Input records =

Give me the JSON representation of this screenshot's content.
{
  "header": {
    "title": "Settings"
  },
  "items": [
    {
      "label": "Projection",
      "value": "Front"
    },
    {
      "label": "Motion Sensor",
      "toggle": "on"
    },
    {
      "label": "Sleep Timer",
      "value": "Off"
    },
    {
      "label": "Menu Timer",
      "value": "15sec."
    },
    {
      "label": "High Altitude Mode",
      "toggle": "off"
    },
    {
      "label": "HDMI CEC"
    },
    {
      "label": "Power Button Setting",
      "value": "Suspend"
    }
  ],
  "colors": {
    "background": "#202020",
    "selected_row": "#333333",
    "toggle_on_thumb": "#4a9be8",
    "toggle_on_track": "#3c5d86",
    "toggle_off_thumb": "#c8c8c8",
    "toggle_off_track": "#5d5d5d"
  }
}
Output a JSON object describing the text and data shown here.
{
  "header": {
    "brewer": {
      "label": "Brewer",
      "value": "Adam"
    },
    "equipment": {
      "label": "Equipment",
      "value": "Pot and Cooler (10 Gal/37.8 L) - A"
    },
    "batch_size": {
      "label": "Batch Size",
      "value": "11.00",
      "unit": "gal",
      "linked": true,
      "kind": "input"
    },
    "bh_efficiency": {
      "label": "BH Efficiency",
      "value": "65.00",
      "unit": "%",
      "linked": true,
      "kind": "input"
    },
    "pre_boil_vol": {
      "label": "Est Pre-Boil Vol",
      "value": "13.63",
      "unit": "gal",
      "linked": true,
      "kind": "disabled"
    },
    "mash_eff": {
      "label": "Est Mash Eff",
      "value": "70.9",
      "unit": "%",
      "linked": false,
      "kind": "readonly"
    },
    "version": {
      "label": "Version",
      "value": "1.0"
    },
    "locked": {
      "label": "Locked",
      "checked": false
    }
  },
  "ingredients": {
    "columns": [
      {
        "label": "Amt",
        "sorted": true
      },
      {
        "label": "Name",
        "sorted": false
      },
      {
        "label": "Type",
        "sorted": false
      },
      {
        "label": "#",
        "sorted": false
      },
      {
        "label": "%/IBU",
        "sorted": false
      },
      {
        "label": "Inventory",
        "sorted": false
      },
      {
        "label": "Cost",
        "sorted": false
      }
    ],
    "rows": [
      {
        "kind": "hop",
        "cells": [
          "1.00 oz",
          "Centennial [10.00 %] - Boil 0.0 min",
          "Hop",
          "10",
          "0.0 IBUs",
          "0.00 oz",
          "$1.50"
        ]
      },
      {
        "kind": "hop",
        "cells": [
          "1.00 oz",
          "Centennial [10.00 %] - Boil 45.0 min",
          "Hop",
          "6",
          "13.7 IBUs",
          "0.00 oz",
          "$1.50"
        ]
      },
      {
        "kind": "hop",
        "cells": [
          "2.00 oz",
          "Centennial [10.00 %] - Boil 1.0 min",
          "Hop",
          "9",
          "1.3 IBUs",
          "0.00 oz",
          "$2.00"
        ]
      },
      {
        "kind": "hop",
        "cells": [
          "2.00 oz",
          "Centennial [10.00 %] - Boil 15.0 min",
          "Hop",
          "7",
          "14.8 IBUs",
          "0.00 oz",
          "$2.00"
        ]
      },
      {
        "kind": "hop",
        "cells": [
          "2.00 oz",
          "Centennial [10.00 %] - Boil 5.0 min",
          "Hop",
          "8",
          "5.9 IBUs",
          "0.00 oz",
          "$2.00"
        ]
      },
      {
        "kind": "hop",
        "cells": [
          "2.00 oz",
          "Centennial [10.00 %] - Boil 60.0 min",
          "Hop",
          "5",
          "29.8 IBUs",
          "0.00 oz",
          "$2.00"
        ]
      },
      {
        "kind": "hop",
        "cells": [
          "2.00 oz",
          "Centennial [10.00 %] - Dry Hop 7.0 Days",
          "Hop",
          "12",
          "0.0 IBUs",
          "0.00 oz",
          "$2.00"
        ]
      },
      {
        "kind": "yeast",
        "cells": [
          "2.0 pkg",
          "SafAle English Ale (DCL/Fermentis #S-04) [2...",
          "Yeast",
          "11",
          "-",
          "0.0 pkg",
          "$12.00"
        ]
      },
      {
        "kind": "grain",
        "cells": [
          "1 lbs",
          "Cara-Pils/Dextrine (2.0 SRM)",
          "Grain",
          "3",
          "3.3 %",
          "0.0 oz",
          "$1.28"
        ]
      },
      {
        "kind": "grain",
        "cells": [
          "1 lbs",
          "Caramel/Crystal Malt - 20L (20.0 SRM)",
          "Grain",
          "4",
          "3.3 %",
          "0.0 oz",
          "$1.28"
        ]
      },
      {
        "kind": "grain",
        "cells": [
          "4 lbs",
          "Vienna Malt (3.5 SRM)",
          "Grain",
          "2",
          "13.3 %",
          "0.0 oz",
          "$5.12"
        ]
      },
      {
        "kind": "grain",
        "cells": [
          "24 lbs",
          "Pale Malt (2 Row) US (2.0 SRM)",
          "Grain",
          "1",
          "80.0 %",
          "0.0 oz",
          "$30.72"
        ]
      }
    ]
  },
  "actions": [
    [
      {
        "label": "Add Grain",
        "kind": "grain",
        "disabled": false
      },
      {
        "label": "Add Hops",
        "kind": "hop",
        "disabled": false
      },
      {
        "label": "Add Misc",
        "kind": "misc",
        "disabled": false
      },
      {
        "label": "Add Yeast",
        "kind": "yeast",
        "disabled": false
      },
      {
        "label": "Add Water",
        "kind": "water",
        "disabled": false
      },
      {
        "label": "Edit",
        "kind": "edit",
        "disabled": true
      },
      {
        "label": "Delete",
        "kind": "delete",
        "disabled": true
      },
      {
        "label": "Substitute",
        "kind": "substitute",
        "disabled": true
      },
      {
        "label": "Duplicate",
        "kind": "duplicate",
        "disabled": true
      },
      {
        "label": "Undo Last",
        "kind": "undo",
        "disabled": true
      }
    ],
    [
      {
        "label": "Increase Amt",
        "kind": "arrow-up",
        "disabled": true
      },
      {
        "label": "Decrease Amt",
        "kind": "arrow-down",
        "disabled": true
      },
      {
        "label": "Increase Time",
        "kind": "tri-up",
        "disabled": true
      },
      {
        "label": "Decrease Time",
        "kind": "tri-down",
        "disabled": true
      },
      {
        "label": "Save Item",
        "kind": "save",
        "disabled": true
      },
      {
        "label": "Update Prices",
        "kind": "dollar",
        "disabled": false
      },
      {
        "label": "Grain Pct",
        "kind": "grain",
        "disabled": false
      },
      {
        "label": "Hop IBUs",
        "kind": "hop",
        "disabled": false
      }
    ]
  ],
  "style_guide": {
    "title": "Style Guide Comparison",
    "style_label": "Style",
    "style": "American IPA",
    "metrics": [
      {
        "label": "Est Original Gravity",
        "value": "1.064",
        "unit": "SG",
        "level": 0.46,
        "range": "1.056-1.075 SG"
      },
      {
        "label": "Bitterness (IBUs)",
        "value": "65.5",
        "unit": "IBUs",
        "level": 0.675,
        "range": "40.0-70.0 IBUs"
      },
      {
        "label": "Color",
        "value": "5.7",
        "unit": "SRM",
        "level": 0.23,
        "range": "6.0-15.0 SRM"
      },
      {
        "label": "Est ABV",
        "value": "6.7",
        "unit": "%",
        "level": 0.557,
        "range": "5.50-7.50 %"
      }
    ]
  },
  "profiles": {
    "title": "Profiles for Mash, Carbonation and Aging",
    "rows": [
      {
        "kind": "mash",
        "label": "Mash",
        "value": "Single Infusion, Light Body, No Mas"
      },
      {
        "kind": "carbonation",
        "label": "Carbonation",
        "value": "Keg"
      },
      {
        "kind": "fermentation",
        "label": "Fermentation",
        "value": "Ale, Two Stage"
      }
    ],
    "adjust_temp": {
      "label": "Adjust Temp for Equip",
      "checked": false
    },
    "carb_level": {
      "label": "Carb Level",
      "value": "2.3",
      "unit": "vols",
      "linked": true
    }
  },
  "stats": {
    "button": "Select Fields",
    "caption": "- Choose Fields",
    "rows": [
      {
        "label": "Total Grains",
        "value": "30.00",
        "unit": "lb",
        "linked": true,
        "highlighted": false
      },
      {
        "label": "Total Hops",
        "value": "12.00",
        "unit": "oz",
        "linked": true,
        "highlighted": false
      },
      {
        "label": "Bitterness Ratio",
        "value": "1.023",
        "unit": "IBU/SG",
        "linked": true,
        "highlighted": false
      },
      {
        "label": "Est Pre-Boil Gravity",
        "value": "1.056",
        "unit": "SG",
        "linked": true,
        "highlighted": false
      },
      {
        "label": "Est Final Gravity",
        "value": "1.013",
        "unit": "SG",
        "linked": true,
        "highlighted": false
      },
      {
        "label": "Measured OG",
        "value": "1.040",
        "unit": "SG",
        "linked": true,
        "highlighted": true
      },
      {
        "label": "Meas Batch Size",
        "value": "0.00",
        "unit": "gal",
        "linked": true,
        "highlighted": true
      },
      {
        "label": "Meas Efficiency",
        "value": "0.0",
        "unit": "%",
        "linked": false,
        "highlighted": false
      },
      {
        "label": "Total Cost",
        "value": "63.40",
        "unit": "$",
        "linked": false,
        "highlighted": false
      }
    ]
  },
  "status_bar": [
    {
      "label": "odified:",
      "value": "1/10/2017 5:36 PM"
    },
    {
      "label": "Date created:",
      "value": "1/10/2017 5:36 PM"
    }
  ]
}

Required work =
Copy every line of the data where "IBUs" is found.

Written solution =
          "0.0 IBUs",
          "13.7 IBUs",
          "1.3 IBUs",
          "14.8 IBUs",
          "5.9 IBUs",
          "29.8 IBUs",
          "0.0 IBUs",
        "label": "Hop IBUs",
        "label": "Bitterness (IBUs)",
        "unit": "IBUs",
        "range": "40.0-70.0 IBUs"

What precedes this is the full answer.